A punitive contempt is pursued as punishment. It is utilized when the violation is willful and in derogation of the authority and dignity of the Court. Although violations of court orders are disfavored, filing for punitive contempt can make the party seeking it look bad as well. The court looks to why a parent would be seeking to punish the other parent. This is a rare sanction to seek against a parent who is not exercising court ordered parenting time. It is more commonly used when support is consistently not being paid or if a parent is interfering with the other parent’s parenting time.
If you are considering contempt sanctions because you want the court to be aware that the mother is not complying, I would not go the contempt sanctions route. If you have a future evidentiary hearing set, her non-compliance is your best evidence and the longer she doesn’t comply the worse for her case. At the evidentiary hearing, you can alert the court of her non-compliance, which will not please the court and will likely result in no new orders in mother’s favor. Until then, your child is not at risk, as it seems from the orders that mother only sees the child under those supervised terms or not at all. If the orders you reference are your final orders, and the mother would have to seek a modification in the future, again the status quo for your child’s benefit remains. The longer the mother fails to comply with the current orders, the worse chance she has at a modification in the future.

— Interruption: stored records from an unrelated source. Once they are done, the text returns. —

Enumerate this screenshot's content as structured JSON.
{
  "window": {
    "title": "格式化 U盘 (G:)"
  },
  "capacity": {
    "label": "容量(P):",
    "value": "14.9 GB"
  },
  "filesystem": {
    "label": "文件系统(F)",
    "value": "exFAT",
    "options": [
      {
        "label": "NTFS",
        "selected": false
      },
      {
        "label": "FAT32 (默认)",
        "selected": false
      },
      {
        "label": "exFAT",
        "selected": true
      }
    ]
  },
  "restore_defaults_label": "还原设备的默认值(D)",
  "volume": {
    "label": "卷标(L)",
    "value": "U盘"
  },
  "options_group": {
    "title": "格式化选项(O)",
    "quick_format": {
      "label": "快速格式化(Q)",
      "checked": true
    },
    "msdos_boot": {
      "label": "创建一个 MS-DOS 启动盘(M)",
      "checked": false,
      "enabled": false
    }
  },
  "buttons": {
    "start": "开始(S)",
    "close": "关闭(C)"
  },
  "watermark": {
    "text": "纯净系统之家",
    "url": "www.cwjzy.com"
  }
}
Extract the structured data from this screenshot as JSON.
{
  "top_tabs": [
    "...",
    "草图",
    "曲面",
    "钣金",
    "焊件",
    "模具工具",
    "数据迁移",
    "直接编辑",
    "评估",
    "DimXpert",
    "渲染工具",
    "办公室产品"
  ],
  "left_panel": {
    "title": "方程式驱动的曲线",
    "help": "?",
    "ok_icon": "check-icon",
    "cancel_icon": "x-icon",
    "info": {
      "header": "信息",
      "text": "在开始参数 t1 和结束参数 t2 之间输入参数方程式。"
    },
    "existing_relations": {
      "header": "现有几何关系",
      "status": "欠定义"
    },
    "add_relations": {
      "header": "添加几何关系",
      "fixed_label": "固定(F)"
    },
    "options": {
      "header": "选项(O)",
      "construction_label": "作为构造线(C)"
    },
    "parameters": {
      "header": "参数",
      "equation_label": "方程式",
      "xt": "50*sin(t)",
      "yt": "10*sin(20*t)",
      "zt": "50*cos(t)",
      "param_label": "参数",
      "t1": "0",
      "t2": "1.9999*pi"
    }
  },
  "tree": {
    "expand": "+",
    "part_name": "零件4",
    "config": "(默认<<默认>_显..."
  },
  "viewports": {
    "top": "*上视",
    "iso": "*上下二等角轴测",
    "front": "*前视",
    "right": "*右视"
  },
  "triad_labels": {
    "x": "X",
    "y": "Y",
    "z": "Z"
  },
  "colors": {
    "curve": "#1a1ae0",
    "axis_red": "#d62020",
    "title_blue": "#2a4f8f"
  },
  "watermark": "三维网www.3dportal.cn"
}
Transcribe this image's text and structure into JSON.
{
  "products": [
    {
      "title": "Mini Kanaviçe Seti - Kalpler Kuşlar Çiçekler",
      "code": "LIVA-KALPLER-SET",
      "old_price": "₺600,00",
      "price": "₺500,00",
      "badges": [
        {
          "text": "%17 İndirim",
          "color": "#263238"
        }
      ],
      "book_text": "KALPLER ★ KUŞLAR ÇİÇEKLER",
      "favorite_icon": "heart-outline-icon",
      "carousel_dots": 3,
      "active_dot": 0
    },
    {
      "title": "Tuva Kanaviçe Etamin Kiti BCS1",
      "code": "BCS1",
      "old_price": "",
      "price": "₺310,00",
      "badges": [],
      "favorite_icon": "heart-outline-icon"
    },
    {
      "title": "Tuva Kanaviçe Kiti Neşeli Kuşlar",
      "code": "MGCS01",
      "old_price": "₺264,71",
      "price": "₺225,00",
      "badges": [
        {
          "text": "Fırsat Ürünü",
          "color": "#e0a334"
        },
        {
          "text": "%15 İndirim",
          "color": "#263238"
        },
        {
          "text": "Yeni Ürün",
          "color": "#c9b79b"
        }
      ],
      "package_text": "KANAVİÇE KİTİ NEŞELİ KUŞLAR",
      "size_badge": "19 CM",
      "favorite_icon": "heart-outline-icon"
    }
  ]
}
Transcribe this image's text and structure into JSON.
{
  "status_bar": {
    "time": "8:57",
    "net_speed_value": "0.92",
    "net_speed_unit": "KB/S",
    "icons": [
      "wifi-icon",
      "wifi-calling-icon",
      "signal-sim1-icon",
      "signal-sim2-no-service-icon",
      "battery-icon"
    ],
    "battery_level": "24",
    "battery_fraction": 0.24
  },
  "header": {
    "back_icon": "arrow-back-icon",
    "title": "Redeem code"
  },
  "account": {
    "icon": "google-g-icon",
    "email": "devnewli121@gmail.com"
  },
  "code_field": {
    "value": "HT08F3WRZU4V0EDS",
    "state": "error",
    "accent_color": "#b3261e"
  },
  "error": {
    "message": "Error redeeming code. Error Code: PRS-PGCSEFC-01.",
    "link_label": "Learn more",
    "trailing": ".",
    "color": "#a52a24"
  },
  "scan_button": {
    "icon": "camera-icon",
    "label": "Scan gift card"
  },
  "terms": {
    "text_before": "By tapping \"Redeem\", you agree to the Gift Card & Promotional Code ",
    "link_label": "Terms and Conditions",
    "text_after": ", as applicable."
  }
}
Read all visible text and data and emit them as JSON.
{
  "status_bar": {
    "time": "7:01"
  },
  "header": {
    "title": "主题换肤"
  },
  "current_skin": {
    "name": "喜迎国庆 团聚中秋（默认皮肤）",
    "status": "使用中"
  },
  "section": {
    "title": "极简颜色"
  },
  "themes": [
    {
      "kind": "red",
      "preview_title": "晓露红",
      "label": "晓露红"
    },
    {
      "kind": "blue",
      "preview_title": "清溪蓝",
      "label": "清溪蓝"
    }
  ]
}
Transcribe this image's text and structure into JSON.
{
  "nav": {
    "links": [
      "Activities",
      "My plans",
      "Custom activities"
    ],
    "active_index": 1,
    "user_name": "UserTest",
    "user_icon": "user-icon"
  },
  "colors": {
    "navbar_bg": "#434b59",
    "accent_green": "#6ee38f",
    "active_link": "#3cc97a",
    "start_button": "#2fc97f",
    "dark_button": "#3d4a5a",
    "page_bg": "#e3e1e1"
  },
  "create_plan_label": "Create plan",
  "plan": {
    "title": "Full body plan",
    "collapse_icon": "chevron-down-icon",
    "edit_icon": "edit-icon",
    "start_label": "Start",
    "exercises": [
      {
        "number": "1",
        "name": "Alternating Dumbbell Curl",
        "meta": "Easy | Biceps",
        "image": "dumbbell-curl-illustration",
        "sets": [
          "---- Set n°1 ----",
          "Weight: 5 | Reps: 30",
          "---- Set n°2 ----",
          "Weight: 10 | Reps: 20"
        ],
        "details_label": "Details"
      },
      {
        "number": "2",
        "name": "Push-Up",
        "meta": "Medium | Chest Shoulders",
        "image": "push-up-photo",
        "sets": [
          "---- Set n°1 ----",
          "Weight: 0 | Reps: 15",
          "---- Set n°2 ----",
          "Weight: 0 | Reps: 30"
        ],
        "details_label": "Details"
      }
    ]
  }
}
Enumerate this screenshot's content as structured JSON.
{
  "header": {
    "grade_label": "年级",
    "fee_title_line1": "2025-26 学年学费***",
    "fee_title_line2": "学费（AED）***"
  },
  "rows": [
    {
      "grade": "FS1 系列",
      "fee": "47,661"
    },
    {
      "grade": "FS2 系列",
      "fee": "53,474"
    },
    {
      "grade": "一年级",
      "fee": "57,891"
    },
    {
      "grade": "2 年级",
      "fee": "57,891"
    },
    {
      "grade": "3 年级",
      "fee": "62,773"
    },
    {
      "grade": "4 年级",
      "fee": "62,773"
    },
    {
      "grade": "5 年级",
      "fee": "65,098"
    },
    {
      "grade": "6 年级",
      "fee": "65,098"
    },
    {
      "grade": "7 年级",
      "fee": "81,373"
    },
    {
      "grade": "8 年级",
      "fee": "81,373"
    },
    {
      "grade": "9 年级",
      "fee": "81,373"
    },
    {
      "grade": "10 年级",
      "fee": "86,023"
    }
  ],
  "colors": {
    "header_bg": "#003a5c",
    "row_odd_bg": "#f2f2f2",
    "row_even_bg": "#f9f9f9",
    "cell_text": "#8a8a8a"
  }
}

If you are thinking of pursuing contempt because you want to improve the mother’s relationship with the child, begin the reintegration, and move toward a healthy parent-child relationship, that is incredibly admirable. It saddens me to say, though, that if she is not voluntarily doing what is required of herself to have that relationship, contempt will not help. I wish you the best of luck.
Probably so, but it appears the Court has already stated the consequence, which is that she cannot apply for unsupervised time. What is the reason for trying to force her to engage in her ordered parenting time?
The information provided in this answer does not create an attorney-client relationship and is not considered to be legal advice
Yes, it would technically be a violation of the judge's order and contempt of court. You can instead file a motion to modify the court's orders based on the failure for the mother to comply with the court-ordered supervision plan.
The information provided in this answer does not create an attorney-client relationship and is not considered to be legal advice.